Records from a data collection
•••••

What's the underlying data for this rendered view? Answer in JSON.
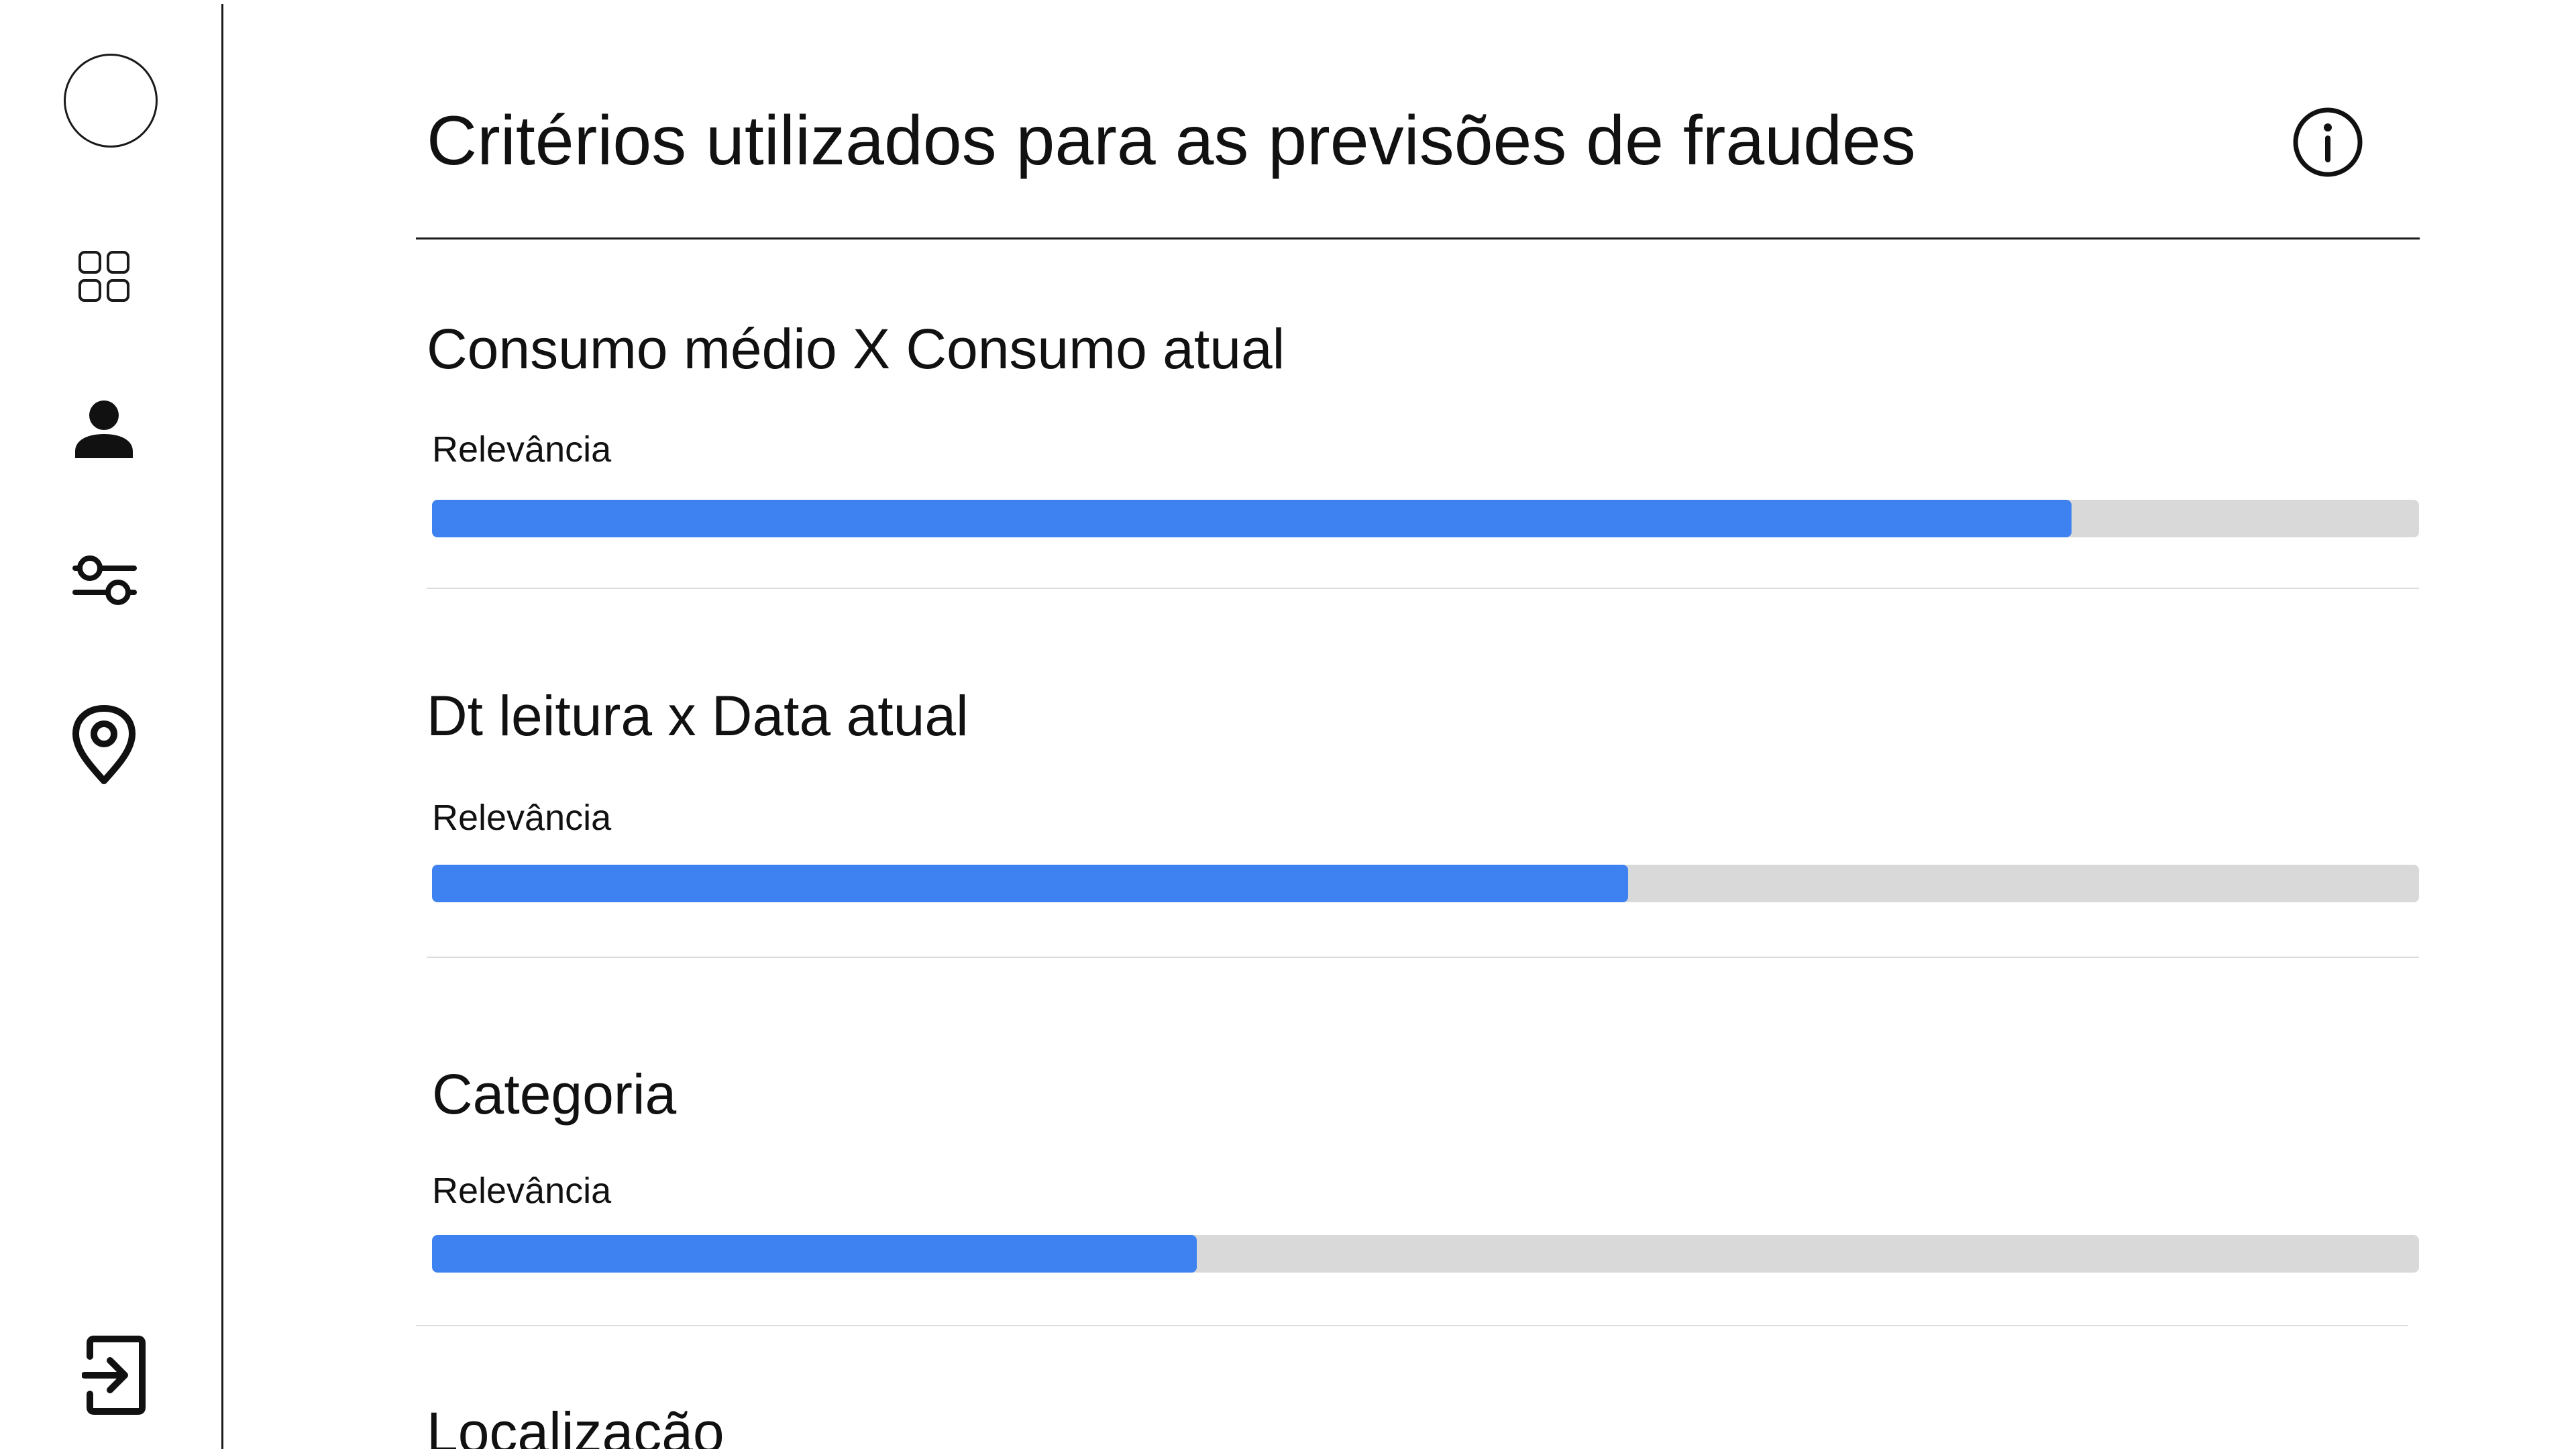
{
  "sidebar": {
    "items": [
      {
        "name": "dashboard",
        "icon": "grid-icon"
      },
      {
        "name": "users",
        "icon": "user-icon"
      },
      {
        "name": "filters",
        "icon": "sliders-icon"
      },
      {
        "name": "locations",
        "icon": "map-pin-icon"
      }
    ],
    "logout_icon": "logout-icon"
  },
  "header": {
    "title": "Critérios utilizados para as previsões de fraudes",
    "info_icon": "info-icon"
  },
  "criteria": [
    {
      "title": "Consumo médio X Consumo atual",
      "relevance_label": "Relevância",
      "relevance": 0.825
    },
    {
      "title": "Dt leitura x Data atual",
      "relevance_label": "Relevância",
      "relevance": 0.602
    },
    {
      "title": "Categoria",
      "relevance_label": "Relevância",
      "relevance": 0.385
    },
    {
      "title": "Localização"
    }
  ],
  "colors": {
    "accent": "#3d82f0",
    "track": "#d9d9d9",
    "text": "#111111"
  }
}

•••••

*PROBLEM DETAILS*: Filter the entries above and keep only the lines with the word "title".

*FINISHED TASK*:
    "title": "Critérios utilizados para as previsões de fraudes",
      "title": "Consumo médio X Consumo atual",
      "title": "Dt leitura x Data atual",
      "title": "Categoria",
      "title": "Localização"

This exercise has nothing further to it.